Catholic leaders in Belarus celebrated the annual week dedicated to Christian unity by gathering and breaking bread with local heads of Orthodox, Lutheran and other other Christian denominations.
From January 18 – 25, Christians around the globe marked the Octave of Prayer for Christian Unity, a time when members from various denominations traditionally meet to pray together for unification efforts among the faithful.
In Minsk, the capital of Belarus, Catholic Archbishop Kondrusiewicz and Orthodox Metropolitan Filaret of Minsk and Sluzk hosted various initiatives, including daily prayer with Belarusians from numerous Christian backgrounds and traditions.
At a joint celebration on Jan. 22, at the Cathedral of the Blessed Virgin Mary in Minsk, Catholics, Orthodox, Eastern Catholics, Lutherans and Christians of other denominations gathered to pray, preach and symbolically share a large loaf of bread.
In a Jan. 20 interview with global charity Aid to the Church in Need, Archbishop Kondrusiewicz remembered the words of Pope John Paul II, who said the churches in East and West were like two separate “lungs” and that "Europe must breathe again with both lungs."
The archbishop said that not only do all the Christian denominations “share the desire for unity,” but that they also seek dialogue with the Jewish and Muslim communities as well.
Archbishop Kondrusiewicz said that the relationship between the Orthodox and the Catholic Churches is very peaceful and cordial.
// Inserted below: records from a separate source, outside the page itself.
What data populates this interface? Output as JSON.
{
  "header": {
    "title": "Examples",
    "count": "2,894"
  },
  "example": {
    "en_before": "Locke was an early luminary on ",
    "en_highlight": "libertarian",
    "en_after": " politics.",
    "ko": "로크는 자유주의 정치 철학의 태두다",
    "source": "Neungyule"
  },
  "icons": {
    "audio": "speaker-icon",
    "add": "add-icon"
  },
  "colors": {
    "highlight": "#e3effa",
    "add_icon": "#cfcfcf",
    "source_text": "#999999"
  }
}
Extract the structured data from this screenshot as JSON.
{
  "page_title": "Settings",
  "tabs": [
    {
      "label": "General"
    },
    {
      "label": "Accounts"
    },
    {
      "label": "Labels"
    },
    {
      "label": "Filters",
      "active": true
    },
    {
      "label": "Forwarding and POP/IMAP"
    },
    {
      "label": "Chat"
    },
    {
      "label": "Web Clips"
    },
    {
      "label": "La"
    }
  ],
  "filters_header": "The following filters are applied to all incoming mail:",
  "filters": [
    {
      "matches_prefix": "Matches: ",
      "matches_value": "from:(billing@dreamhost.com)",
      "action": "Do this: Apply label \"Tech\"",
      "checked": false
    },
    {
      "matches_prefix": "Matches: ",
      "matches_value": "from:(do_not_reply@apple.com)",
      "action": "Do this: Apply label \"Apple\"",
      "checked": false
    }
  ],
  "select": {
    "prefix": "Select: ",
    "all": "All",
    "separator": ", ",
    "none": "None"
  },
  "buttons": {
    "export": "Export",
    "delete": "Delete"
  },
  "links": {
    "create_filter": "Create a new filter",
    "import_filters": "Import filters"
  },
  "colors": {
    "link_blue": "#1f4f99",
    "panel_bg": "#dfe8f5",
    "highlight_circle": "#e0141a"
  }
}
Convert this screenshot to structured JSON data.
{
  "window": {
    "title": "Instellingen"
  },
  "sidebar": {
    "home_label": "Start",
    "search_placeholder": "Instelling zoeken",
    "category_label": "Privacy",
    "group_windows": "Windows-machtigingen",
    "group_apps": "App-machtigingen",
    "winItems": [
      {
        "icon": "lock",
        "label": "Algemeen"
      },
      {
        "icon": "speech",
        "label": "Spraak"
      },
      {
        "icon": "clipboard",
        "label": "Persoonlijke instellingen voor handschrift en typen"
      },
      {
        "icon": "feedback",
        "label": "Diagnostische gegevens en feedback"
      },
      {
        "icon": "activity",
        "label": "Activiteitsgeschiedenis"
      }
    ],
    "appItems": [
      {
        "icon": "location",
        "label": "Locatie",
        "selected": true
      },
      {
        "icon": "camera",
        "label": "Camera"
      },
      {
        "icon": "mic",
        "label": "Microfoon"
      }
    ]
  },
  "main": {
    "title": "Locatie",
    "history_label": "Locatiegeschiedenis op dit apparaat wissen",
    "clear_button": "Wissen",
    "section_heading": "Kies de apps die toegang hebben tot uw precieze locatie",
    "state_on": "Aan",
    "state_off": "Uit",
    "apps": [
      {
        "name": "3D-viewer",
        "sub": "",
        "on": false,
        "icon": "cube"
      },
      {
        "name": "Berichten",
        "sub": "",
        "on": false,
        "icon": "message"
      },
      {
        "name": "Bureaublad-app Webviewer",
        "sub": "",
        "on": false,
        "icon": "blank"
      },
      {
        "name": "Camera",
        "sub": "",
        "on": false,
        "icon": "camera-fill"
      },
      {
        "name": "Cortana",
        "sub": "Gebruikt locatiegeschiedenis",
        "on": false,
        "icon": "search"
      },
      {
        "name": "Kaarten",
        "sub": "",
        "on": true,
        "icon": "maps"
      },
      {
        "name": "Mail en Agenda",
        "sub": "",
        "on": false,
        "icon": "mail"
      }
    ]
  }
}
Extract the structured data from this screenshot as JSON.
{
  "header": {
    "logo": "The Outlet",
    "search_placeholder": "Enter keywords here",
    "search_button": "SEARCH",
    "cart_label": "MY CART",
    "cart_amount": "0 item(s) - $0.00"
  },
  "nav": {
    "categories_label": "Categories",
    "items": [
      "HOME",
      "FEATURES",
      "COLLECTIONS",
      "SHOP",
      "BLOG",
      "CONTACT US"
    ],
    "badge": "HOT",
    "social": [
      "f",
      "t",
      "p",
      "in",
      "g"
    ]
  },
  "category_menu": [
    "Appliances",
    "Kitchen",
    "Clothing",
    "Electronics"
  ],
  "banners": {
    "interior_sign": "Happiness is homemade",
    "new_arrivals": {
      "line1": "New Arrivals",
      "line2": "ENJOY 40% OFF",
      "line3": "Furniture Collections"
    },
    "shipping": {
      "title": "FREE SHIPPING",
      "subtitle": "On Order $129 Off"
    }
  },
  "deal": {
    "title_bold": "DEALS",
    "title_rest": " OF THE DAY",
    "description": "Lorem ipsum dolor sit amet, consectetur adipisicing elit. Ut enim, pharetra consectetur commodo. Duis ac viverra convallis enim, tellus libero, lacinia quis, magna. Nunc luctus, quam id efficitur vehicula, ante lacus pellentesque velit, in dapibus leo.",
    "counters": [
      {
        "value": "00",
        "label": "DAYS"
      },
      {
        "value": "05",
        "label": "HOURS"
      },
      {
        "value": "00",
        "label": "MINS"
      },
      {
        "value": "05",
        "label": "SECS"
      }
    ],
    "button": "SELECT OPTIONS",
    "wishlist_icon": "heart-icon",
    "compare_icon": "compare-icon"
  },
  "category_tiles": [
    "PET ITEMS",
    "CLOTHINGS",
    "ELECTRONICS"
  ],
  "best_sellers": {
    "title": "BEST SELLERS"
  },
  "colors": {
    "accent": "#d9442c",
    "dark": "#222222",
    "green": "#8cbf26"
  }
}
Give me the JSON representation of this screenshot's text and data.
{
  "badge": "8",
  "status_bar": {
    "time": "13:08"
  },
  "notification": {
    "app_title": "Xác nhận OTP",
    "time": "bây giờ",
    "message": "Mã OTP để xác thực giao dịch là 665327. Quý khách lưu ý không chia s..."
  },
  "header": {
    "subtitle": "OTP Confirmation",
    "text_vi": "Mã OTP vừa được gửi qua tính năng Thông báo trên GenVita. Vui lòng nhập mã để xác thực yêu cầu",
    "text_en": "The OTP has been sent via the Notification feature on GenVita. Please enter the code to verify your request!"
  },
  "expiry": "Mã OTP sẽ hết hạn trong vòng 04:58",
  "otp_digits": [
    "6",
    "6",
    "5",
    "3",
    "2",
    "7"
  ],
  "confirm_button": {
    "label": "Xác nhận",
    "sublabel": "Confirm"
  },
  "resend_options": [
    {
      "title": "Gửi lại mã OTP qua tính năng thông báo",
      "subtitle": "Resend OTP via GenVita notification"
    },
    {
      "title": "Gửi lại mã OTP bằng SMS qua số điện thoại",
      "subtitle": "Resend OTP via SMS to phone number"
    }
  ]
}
The Orthodox Church accounts for roughly 80 percent of the citizens of Belarus, while 14 percent or around 300,000 are Catholics.
He said leaders from both traditions meet together regularly, and both churches see it as their common mission to live the Christian faith and share it with others.
Archbishop Kondrusiewicz also spoke on the issues that individuals are facing in modern Belarus such as alcoholism, drug addiction, and high rates of divorce and abortions. He said that these problems call upon Christians more than ever to unify and be effective witnesses within society.
"Giving witness means that all the faithful, and above all the laity, are called to become more active," he said.